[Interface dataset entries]
# # # # #

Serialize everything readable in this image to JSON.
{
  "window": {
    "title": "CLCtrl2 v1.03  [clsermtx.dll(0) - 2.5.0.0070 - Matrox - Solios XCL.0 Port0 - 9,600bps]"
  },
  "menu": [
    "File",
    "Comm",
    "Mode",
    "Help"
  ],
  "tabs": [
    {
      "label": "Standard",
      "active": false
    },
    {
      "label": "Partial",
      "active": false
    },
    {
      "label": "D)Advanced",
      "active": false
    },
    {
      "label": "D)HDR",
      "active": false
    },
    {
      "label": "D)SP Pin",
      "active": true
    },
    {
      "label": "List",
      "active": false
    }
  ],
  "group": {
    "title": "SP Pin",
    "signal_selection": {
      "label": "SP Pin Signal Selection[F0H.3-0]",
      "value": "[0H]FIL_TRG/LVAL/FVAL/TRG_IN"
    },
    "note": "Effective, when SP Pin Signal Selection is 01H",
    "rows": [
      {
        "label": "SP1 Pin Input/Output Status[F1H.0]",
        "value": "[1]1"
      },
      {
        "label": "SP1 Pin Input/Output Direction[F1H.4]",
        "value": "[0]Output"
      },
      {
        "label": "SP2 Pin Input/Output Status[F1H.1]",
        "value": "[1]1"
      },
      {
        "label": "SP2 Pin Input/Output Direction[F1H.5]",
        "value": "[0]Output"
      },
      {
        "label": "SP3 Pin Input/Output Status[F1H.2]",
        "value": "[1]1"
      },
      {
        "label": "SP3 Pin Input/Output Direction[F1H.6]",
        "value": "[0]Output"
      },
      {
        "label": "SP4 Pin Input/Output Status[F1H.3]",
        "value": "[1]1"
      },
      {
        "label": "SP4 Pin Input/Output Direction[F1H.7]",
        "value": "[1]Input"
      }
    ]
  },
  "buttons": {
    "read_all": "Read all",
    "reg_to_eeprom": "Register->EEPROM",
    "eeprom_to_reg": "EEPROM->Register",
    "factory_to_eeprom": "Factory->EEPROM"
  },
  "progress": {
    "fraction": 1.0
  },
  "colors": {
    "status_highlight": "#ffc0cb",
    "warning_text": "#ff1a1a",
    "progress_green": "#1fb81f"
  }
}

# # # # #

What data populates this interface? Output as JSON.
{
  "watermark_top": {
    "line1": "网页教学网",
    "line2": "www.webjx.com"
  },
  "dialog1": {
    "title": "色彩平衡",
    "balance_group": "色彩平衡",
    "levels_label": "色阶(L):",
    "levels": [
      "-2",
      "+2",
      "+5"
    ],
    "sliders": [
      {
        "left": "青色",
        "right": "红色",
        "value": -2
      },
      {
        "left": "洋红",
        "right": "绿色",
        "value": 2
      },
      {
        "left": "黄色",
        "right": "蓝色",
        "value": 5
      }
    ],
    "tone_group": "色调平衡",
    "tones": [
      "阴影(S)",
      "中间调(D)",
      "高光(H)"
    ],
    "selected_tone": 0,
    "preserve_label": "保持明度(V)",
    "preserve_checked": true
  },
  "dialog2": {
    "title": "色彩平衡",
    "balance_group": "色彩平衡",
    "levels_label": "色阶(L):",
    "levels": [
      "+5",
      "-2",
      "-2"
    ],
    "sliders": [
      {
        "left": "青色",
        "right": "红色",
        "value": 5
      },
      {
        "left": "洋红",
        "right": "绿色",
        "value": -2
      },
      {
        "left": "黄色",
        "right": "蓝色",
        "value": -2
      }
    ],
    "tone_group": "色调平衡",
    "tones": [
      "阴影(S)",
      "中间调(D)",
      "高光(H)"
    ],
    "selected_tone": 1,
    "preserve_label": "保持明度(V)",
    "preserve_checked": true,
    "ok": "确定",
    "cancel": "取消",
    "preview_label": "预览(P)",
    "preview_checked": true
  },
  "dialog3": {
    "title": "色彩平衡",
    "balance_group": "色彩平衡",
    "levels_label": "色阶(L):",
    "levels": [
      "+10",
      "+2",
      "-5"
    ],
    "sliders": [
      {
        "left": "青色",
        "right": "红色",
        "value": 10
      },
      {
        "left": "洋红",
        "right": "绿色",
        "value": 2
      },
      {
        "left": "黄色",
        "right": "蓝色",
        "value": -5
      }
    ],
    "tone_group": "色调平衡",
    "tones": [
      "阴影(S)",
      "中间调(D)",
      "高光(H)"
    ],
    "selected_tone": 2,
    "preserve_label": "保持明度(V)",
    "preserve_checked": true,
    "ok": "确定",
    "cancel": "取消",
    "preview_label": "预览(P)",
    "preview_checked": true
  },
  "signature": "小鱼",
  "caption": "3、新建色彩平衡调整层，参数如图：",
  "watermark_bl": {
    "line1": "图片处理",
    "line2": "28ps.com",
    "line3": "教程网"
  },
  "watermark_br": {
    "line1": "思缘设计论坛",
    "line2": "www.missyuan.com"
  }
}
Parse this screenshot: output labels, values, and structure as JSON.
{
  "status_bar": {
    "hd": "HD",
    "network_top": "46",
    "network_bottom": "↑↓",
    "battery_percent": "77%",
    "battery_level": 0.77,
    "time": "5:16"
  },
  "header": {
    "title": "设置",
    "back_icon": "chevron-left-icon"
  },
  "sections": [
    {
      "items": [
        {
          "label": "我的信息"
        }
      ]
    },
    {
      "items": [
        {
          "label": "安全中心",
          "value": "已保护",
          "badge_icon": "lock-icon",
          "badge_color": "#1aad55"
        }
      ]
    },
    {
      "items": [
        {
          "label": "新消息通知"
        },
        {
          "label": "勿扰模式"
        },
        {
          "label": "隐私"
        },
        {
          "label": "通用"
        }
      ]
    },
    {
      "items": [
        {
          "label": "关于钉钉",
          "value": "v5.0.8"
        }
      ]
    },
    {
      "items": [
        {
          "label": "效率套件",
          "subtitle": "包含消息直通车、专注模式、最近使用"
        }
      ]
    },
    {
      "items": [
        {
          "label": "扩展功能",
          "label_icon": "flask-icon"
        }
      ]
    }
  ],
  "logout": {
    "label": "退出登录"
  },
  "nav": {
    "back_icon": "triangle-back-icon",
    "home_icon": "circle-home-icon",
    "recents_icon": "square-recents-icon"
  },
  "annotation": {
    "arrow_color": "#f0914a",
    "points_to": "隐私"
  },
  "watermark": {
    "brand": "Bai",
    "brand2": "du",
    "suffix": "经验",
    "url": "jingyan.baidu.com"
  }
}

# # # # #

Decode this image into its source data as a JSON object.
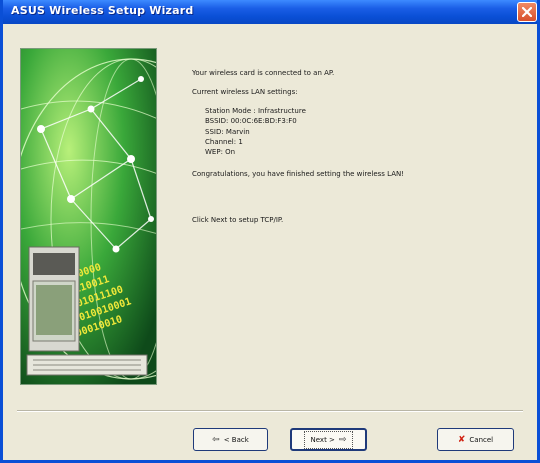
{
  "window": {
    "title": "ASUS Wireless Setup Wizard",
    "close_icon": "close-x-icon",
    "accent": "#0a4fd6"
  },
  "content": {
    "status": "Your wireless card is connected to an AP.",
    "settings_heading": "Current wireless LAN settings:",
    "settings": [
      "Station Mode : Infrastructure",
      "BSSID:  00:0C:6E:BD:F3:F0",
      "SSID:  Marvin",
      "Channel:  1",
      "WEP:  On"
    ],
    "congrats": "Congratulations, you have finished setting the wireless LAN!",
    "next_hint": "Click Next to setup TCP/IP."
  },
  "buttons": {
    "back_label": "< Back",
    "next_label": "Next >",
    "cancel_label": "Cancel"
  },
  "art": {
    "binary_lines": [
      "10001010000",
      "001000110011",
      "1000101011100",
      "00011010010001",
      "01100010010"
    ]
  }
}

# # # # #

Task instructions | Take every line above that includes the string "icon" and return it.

Exercise response |
    "back_icon": "chevron-left-icon"
          "badge_icon": "lock-icon",
          "label_icon": "flask-icon"
    "back_icon": "triangle-back-icon",
    "home_icon": "circle-home-icon",
    "recents_icon": "square-recents-icon"
    "close_icon": "close-x-icon",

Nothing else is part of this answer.